YOUR TASK => All lines of the records below that contain the word "September" must be listed.

AVAILABLE DATA =>

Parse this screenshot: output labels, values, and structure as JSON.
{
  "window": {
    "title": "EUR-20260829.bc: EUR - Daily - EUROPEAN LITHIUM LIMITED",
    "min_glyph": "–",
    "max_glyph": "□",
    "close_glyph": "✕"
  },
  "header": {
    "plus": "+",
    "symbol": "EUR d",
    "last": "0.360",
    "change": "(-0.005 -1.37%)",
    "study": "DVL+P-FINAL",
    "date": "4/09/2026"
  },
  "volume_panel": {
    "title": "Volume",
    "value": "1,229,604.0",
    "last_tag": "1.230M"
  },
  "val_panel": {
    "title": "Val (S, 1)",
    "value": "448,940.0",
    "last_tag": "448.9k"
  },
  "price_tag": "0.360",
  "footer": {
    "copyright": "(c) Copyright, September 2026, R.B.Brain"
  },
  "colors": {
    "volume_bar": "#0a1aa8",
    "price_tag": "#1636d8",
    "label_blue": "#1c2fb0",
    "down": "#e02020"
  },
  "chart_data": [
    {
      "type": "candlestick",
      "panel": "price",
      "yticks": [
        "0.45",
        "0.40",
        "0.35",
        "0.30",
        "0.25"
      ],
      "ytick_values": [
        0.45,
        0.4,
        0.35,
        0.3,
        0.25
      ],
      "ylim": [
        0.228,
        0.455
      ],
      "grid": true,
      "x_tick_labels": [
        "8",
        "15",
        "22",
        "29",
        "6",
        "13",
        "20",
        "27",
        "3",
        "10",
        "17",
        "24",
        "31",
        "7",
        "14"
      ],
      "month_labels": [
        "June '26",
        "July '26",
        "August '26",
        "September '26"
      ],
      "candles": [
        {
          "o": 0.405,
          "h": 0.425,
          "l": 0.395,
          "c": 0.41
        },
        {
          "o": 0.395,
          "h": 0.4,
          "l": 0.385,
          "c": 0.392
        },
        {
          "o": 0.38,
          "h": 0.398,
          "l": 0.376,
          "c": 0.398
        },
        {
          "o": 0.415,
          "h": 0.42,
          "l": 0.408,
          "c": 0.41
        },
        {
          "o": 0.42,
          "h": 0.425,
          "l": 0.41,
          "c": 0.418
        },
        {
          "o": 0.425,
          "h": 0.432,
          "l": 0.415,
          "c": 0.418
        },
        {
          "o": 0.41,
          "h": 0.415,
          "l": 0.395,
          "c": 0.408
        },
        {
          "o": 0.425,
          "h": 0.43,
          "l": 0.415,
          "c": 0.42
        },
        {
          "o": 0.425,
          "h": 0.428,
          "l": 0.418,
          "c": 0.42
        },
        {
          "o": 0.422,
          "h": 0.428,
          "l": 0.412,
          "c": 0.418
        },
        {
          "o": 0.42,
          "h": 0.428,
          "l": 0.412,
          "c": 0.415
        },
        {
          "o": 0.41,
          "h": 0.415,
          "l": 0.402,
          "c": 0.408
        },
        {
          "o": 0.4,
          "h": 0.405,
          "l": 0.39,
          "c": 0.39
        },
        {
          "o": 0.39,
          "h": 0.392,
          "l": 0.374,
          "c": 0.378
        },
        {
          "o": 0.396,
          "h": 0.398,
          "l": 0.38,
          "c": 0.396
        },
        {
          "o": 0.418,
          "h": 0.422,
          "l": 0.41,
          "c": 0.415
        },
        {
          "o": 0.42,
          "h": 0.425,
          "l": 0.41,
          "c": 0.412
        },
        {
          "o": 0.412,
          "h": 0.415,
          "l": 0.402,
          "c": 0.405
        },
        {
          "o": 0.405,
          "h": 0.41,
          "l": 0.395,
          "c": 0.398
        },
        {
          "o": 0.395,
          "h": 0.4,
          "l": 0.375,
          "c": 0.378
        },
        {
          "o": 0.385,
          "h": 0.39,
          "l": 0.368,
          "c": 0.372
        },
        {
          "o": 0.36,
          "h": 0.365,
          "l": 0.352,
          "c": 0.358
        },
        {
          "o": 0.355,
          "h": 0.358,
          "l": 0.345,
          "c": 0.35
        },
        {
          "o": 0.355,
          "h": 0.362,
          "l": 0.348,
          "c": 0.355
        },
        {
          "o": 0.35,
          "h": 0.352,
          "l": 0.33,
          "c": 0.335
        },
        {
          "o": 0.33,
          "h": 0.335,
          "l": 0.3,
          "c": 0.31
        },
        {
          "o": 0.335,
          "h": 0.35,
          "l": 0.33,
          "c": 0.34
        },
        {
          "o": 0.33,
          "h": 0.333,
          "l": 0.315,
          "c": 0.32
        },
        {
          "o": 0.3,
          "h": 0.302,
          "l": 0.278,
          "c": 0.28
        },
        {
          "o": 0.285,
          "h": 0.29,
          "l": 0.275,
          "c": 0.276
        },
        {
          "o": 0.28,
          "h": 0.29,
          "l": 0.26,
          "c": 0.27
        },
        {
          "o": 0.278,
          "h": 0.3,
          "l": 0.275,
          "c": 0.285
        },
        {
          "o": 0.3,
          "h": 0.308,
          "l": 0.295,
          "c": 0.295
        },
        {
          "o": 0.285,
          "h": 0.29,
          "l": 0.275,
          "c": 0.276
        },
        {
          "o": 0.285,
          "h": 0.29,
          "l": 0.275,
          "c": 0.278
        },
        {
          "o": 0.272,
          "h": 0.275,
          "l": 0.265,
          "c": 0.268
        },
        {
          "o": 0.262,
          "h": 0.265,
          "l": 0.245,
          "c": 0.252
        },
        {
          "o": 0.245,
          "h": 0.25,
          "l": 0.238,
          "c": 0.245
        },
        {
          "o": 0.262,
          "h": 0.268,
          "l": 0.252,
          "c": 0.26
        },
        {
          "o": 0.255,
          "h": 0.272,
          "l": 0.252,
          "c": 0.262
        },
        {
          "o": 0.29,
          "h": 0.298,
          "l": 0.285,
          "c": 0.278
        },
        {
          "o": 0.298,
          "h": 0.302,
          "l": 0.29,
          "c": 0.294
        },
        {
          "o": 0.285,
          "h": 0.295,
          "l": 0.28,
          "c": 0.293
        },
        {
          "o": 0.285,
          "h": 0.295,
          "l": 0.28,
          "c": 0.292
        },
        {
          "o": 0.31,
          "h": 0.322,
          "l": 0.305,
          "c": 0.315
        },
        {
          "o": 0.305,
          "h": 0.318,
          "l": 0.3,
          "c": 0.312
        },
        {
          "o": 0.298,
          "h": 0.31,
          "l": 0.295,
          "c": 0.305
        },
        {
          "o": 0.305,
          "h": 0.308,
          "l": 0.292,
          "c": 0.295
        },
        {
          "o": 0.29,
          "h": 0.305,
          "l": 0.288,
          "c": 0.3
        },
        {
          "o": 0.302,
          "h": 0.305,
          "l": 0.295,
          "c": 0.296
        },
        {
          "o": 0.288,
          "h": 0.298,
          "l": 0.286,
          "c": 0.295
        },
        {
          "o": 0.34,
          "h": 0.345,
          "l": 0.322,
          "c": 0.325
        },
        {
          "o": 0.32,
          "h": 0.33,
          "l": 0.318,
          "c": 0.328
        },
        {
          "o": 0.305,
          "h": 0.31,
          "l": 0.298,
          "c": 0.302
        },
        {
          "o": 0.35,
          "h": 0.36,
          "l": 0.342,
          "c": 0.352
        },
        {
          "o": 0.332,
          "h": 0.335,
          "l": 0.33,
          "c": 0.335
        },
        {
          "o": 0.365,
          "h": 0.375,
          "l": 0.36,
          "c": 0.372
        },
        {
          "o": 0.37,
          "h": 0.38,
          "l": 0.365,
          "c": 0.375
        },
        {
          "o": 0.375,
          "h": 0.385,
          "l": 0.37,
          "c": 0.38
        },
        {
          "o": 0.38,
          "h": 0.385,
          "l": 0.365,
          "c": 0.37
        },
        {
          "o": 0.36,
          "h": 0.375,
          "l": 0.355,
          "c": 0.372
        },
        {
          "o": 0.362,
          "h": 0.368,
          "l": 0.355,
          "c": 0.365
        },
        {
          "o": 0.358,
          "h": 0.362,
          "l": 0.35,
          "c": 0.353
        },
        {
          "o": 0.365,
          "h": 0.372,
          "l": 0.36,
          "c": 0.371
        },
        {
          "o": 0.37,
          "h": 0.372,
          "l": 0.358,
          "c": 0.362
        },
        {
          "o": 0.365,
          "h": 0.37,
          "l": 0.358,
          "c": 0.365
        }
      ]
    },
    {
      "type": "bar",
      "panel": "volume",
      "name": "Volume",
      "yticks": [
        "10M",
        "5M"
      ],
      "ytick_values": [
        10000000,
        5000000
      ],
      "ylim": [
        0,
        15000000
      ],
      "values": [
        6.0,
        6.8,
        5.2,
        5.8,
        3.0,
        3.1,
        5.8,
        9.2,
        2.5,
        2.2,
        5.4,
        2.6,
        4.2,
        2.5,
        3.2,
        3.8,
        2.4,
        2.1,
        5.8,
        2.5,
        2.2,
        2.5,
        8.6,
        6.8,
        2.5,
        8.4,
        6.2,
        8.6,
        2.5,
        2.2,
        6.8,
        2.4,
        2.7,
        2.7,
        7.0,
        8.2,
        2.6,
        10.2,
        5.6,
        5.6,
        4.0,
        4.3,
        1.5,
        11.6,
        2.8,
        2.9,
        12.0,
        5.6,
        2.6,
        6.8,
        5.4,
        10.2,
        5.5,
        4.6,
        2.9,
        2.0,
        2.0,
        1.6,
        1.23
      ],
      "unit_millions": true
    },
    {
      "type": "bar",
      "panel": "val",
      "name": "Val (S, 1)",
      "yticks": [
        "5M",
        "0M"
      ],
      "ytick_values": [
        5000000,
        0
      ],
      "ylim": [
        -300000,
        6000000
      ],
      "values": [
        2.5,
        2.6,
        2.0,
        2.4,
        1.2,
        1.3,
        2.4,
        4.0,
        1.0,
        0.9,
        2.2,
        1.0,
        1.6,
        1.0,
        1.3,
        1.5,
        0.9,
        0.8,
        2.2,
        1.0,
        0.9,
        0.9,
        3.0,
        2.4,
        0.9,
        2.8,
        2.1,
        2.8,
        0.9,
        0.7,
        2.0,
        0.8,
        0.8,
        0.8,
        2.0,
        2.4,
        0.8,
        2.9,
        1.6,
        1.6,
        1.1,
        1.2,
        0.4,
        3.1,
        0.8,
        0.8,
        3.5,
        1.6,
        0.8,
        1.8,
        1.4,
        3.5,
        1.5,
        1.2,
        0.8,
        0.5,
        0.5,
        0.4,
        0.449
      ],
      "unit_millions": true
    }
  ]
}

EXERCISE RESULT =>
    "copyright": "(c) Copyright, September 2026, R.B.Brain"
        "September '26"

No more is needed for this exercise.